The fruit test: Naturalism supports and is associated with: materialism, humanism (humanity is self-sufficient, capable of solving all their difficulties) and pantheism (‘nature’ replaces God). Its acceptance leads to: less value on human life (practices such as abortion and euthanasia are more acceptable). Another example from the past is racism; less value on family life (biblical marriage is less important; divorce is more acceptable); less value on morals (truth is now relative, not absolute); a ‘might is right’ attitude that supports the strong, but not the weak (survival of the fittest; a competitive world; compassion involves saving ‘weak genes’). As these are opposite to the values of the Bible, naturalism fails the fruit test.

It is clear from this that the viewpoint of naturalism fails all the three biblical tests for determining what is true. Therefore, it is false and is not consistent with the overall message of the Bible.

Summary

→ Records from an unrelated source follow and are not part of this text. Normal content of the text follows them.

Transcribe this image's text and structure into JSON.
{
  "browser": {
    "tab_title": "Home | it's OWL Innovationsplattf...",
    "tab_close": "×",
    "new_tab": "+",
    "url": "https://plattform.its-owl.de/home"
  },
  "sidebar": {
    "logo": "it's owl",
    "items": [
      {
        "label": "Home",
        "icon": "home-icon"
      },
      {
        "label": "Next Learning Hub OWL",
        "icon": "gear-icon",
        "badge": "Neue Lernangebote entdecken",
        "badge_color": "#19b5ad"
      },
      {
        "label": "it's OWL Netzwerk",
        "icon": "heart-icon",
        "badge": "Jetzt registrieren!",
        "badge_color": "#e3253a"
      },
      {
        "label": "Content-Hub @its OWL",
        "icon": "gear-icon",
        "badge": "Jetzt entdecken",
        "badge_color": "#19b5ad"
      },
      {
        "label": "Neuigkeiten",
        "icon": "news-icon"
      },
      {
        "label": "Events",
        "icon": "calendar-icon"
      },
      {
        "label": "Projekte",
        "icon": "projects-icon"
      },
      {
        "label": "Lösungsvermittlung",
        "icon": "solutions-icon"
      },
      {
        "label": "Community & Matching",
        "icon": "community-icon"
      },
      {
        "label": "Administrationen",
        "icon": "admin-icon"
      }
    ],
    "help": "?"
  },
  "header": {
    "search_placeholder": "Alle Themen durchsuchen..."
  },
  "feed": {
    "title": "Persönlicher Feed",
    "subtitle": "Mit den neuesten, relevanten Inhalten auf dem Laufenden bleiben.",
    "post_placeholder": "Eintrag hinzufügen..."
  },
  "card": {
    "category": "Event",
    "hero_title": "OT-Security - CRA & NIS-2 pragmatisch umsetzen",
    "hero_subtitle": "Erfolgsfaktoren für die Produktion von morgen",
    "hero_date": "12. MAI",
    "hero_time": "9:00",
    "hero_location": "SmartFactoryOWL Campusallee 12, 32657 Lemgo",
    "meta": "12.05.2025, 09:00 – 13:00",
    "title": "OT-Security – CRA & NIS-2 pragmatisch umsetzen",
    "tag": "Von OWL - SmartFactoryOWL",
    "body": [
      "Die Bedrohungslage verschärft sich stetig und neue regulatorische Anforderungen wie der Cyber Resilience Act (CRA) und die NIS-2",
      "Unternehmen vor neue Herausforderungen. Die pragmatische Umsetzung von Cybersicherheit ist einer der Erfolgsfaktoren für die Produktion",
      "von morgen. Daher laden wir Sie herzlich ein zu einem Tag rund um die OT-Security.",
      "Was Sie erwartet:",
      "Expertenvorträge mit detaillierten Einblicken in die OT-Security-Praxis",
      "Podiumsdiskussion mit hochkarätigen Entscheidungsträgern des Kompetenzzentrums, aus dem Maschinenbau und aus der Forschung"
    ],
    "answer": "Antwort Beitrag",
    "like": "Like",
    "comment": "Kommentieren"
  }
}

Due to the influence of the above philosophies, claims are often made in the name of ‘science’ that go far beyond the available evidence, and some aspects of modern science have become increasingly tenuous and speculative. In fact, the everyday use of the word ‘science’ has changed from dealing with things that are observable and testable to meaning ‘naturalism’ and so includes conjecture and dubious hypotheses.

Although we live in a ‘cause-and-effect’ universe, ultimate causes, such as origins, are outside the realm of reliable science. Science can only reliably deal with the present world; it cannot reliably deal with the past (such as origins) or the future (such as ultimate destinies), as it cannot directly observe these. I believe all scientists should be wary of their assumptions, as these can largely determine their findings. They should also be wary of extrapolations outside the range of observation. The further the extrapolation, the less reliable the prediction. Changes in the assumptions will change the prediction. This applies in particular to boundary conditions, such as those involving initial conditions (or origins). Therefore, scientists can only speculate, imagine and guess about the origin of life.

The author

Dr Hawke is a Senior Environmental Consultant with an electricity supply company in Sydney, Australia. He holds a BSc with first class honors in Physics from the University of Sydney, and PhD in Air Pollution Meteorology from Macquarie University. Over the past 22 years, Dr Hawke has worked as an environmental scientist and environmental consultant for a state government regulatory authority and the electrical power industry. He is also a Certified Environmental Auditor with the Quality Society of Australasia.

Published in 1999

Also see: Recognizing false teachers
The idol of evolution: Part 1